[The task] Give back every entry precisely as written, without any of the images.

[Items from a data source]
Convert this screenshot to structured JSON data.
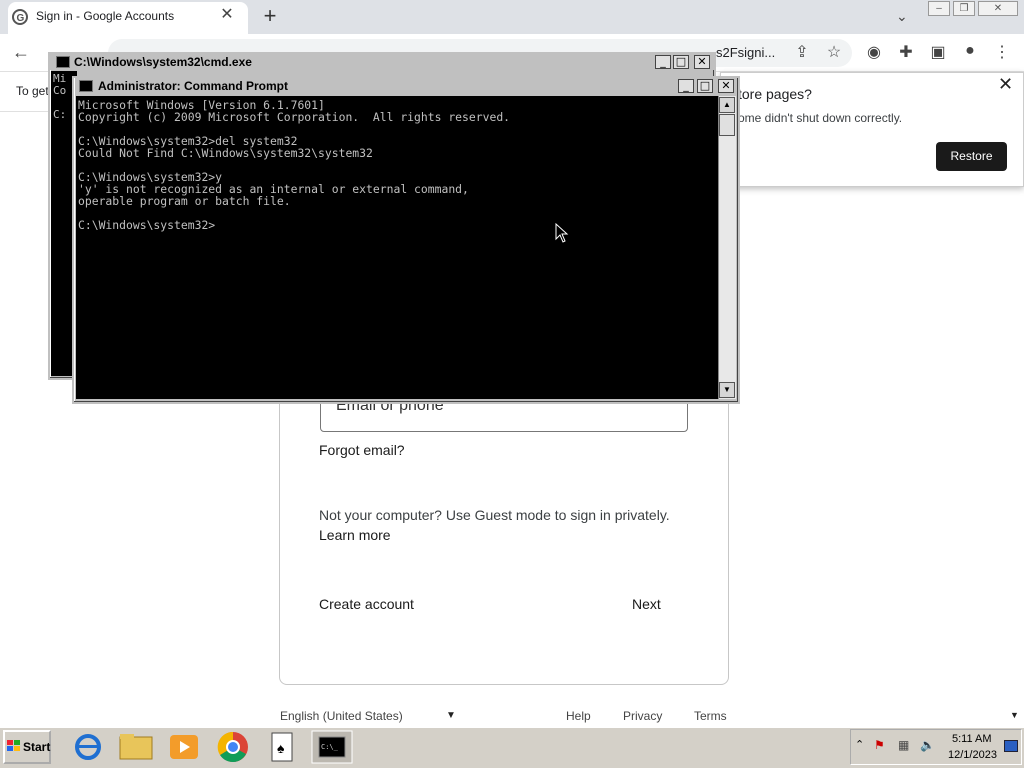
{
  "browser": {
    "tab_title": "Sign in - Google Accounts",
    "url_tail": "s2Fsigni...",
    "infobar_text": "To get"
  },
  "restore_bubble": {
    "title": "tore pages?",
    "body": "ome didn't shut down correctly.",
    "button": "Restore"
  },
  "signin": {
    "email_placeholder": "Email or phone",
    "forgot_email": "Forgot email?",
    "guest_text": "Not your computer? Use Guest mode to sign in privately.",
    "learn_more": "Learn more",
    "create_account": "Create account",
    "next": "Next"
  },
  "footer": {
    "language": "English (United States)",
    "help": "Help",
    "privacy": "Privacy",
    "terms": "Terms"
  },
  "cmd_back": {
    "title": "C:\\Windows\\system32\\cmd.exe",
    "fragment": "Mi\nCo\n\nC:"
  },
  "cmd_front": {
    "title": "Administrator: Command Prompt",
    "lines": "Microsoft Windows [Version 6.1.7601]\nCopyright (c) 2009 Microsoft Corporation.  All rights reserved.\n\nC:\\Windows\\system32>del system32\nCould Not Find C:\\Windows\\system32\\system32\n\nC:\\Windows\\system32>y\n'y' is not recognized as an internal or external command,\noperable program or batch file.\n\nC:\\Windows\\system32>"
  },
  "taskbar": {
    "start_label": "Start",
    "time": "5:11 AM",
    "date": "12/1/2023"
  },
  "colors": {
    "console_bg": "#000000",
    "console_fg": "#c0c0c0",
    "restore_button": "#1a1a1a",
    "taskbar": "#d4d0c8"
  },
  "icons": [
    "google-favicon",
    "back-icon",
    "share-icon",
    "star-icon",
    "extension-icon",
    "puzzle-icon",
    "sidepanel-icon",
    "profile-icon",
    "menu-icon",
    "cmd-icon",
    "cursor-icon",
    "ie-icon",
    "explorer-icon",
    "media-icon",
    "chrome-icon",
    "solitaire-icon",
    "cmd-taskbar-icon"
  ]
}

[Exercise output]
Convert this screenshot to structured JSON data.
{
  "browser": {
    "tab_title": "Sign in - Google Accounts",
    "url_tail": "s2Fsigni...",
    "infobar_text": "To get"
  },
  "restore_bubble": {
    "title": "tore pages?",
    "body": "ome didn't shut down correctly.",
    "button": "Restore"
  },
  "signin": {
    "email_placeholder": "Email or phone",
    "forgot_email": "Forgot email?",
    "guest_text": "Not your computer? Use Guest mode to sign in privately.",
    "learn_more": "Learn more",
    "create_account": "Create account",
    "next": "Next"
  },
  "footer": {
    "language": "English (United States)",
    "help": "Help",
    "privacy": "Privacy",
    "terms": "Terms"
  },
  "cmd_back": {
    "title": "C:\\Windows\\system32\\cmd.exe",
    "fragment": "Mi\nCo\n\nC:"
  },
  "cmd_front": {
    "title": "Administrator: Command Prompt",
    "lines": "Microsoft Windows [Version 6.1.7601]\nCopyright (c) 2009 Microsoft Corporation.  All rights reserved.\n\nC:\\Windows\\system32>del system32\nCould Not Find C:\\Windows\\system32\\system32\n\nC:\\Windows\\system32>y\n'y' is not recognized as an internal or external command,\noperable program or batch file.\n\nC:\\Windows\\system32>"
  },
  "taskbar": {
    "start_label": "Start",
    "time": "5:11 AM",
    "date": "12/1/2023"
  },
  "colors": {
    "console_bg": "#000000",
    "console_fg": "#c0c0c0",
    "restore_button": "#1a1a1a",
    "taskbar": "#d4d0c8"
  },
  "icons": [
    "google-favicon",
    "back-icon",
    "share-icon",
    "star-icon",
    "extension-icon",
    "puzzle-icon",
    "sidepanel-icon",
    "profile-icon",
    "menu-icon",
    "cmd-icon",
    "cursor-icon",
    "ie-icon",
    "explorer-icon",
    "media-icon",
    "chrome-icon",
    "solitaire-icon",
    "cmd-taskbar-icon"
  ]
}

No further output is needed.